## Task to complete
Please print out the entries below unchanged and skip the images.

━━━━━ Exercise data

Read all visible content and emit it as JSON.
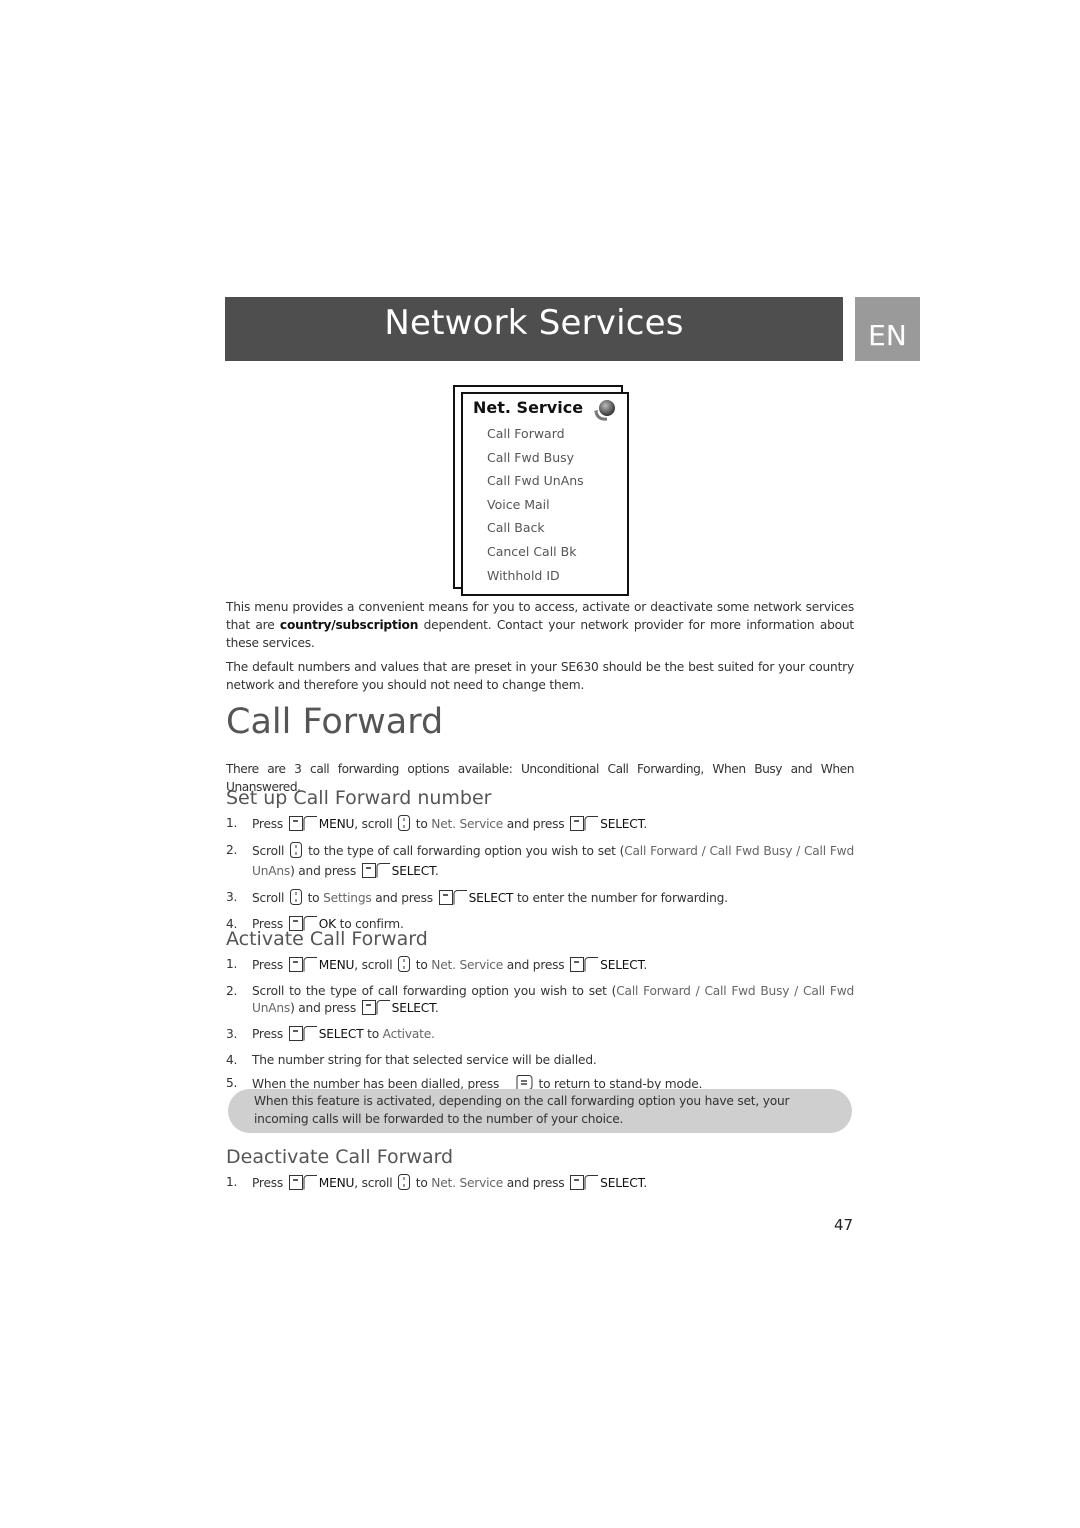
{
  "header": {
    "title": "Network Services",
    "language": "EN"
  },
  "menu_screen": {
    "title": "Net. Service",
    "icon": "globe-icon",
    "items": [
      "Call Forward",
      "Call Fwd Busy",
      "Call Fwd UnAns",
      "Voice Mail",
      "Call Back",
      "Cancel Call Bk",
      "Withhold ID"
    ]
  },
  "intro": {
    "p1_before": "This menu provides a convenient means for you to access, activate or deactivate some network services that are ",
    "p1_bold": "country/subscription",
    "p1_after": " dependent. Contact your network provider for more information about these services.",
    "p2": "The default numbers and values that are preset in your SE630 should be the best suited for your country network and therefore you should not need to change them."
  },
  "call_forward": {
    "title": "Call Forward",
    "description": "There are 3 call forwarding options available: Unconditional Call Forwarding, When Busy and When Unanswered.",
    "setup": {
      "title": "Set up Call Forward number",
      "steps": [
        {
          "num": "1.",
          "a": "Press",
          "k1": "MENU",
          "b": ", scroll",
          "c": "to",
          "ref": "Net. Service",
          "d": "and press",
          "k2": "SELECT",
          "e": "."
        },
        {
          "num": "2.",
          "a": "Scroll",
          "b": "to the type of call forwarding option you wish to set (",
          "ref": "Call Forward / Call Fwd Busy / Call Fwd UnAns",
          "c": ") and press",
          "k1": "SELECT",
          "d": "."
        },
        {
          "num": "3.",
          "a": "Scroll",
          "b": "to",
          "ref": "Settings",
          "c": "and press",
          "k1": "SELECT",
          "d": "to enter the number for forwarding."
        },
        {
          "num": "4.",
          "a": "Press",
          "k1": "OK",
          "b": "to confirm."
        }
      ]
    },
    "activate": {
      "title": "Activate Call Forward",
      "steps": [
        {
          "num": "1.",
          "a": "Press",
          "k1": "MENU",
          "b": ", scroll",
          "c": "to",
          "ref": "Net. Service",
          "d": "and press",
          "k2": "SELECT",
          "e": "."
        },
        {
          "num": "2.",
          "a": "Scroll to the type of call forwarding option you wish to set (",
          "ref": "Call Forward / Call Fwd Busy / Call Fwd UnAns",
          "b": ") and press",
          "k1": "SELECT",
          "c": "."
        },
        {
          "num": "3.",
          "a": "Press",
          "k1": "SELECT",
          "b": "to",
          "ref": "Activate",
          "c": "."
        },
        {
          "num": "4.",
          "a": "The number string for that selected service will be dialled."
        },
        {
          "num": "5.",
          "a": "When the number has been dialled, press",
          "b": "to return to stand-by mode."
        }
      ]
    },
    "note": "When this feature is activated, depending on the call forwarding option you have set, your incoming calls will be forwarded to the number of your choice.",
    "deactivate": {
      "title": "Deactivate Call Forward",
      "steps": [
        {
          "num": "1.",
          "a": "Press",
          "k1": "MENU",
          "b": ", scroll",
          "c": "to",
          "ref": "Net. Service",
          "d": "and press",
          "k2": "SELECT",
          "e": "."
        }
      ]
    }
  },
  "page_number": "47"
}
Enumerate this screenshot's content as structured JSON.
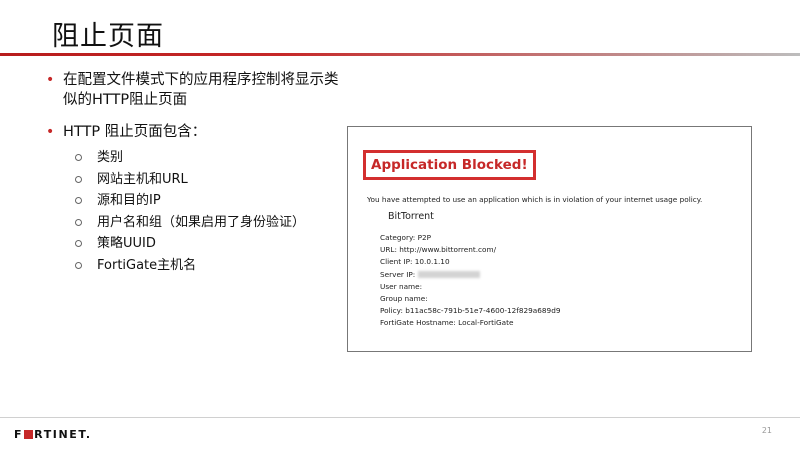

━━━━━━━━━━

## Your response
Read all visible content and emit it as JSON.
{
  "header": {
    "title": "Network Services",
    "language": "EN"
  },
  "menu_screen": {
    "title": "Net. Service",
    "icon": "globe-icon",
    "items": [
      "Call Forward",
      "Call Fwd Busy",
      "Call Fwd UnAns",
      "Voice Mail",
      "Call Back",
      "Cancel Call Bk",
      "Withhold ID"
    ]
  },
  "intro": {
    "p1_before": "This menu provides a convenient means for you to access, activate or deactivate some network services that are ",
    "p1_bold": "country/subscription",
    "p1_after": " dependent. Contact your network provider for more information about these services.",
    "p2": "The default numbers and values that are preset in your SE630 should be the best suited for your country network and therefore you should not need to change them."
  },
  "call_forward": {
    "title": "Call Forward",
    "description": "There are 3 call forwarding options available: Unconditional Call Forwarding, When Busy and When Unanswered.",
    "setup": {
      "title": "Set up Call Forward number",
      "steps": [
        {
          "num": "1.",
          "a": "Press",
          "k1": "MENU",
          "b": ", scroll",
          "c": "to",
          "ref": "Net. Service",
          "d": "and press",
          "k2": "SELECT",
          "e": "."
        },
        {
          "num": "2.",
          "a": "Scroll",
          "b": "to the type of call forwarding option you wish to set (",
          "ref": "Call Forward / Call Fwd Busy / Call Fwd UnAns",
          "c": ") and press",
          "k1": "SELECT",
          "d": "."
        },
        {
          "num": "3.",
          "a": "Scroll",
          "b": "to",
          "ref": "Settings",
          "c": "and press",
          "k1": "SELECT",
          "d": "to enter the number for forwarding."
        },
        {
          "num": "4.",
          "a": "Press",
          "k1": "OK",
          "b": "to confirm."
        }
      ]
    },
    "activate": {
      "title": "Activate Call Forward",
      "steps": [
        {
          "num": "1.",
          "a": "Press",
          "k1": "MENU",
          "b": ", scroll",
          "c": "to",
          "ref": "Net. Service",
          "d": "and press",
          "k2": "SELECT",
          "e": "."
        },
        {
          "num": "2.",
          "a": "Scroll to the type of call forwarding option you wish to set (",
          "ref": "Call Forward / Call Fwd Busy / Call Fwd UnAns",
          "b": ") and press",
          "k1": "SELECT",
          "c": "."
        },
        {
          "num": "3.",
          "a": "Press",
          "k1": "SELECT",
          "b": "to",
          "ref": "Activate",
          "c": "."
        },
        {
          "num": "4.",
          "a": "The number string for that selected service will be dialled."
        },
        {
          "num": "5.",
          "a": "When the number has been dialled, press",
          "b": "to return to stand-by mode."
        }
      ]
    },
    "note": "When this feature is activated, depending on the call forwarding option you have set, your incoming calls will be forwarded to the number of your choice.",
    "deactivate": {
      "title": "Deactivate Call Forward",
      "steps": [
        {
          "num": "1.",
          "a": "Press",
          "k1": "MENU",
          "b": ", scroll",
          "c": "to",
          "ref": "Net. Service",
          "d": "and press",
          "k2": "SELECT",
          "e": "."
        }
      ]
    }
  },
  "page_number": "47"
}
Enumerate this screenshot's content as structured JSON.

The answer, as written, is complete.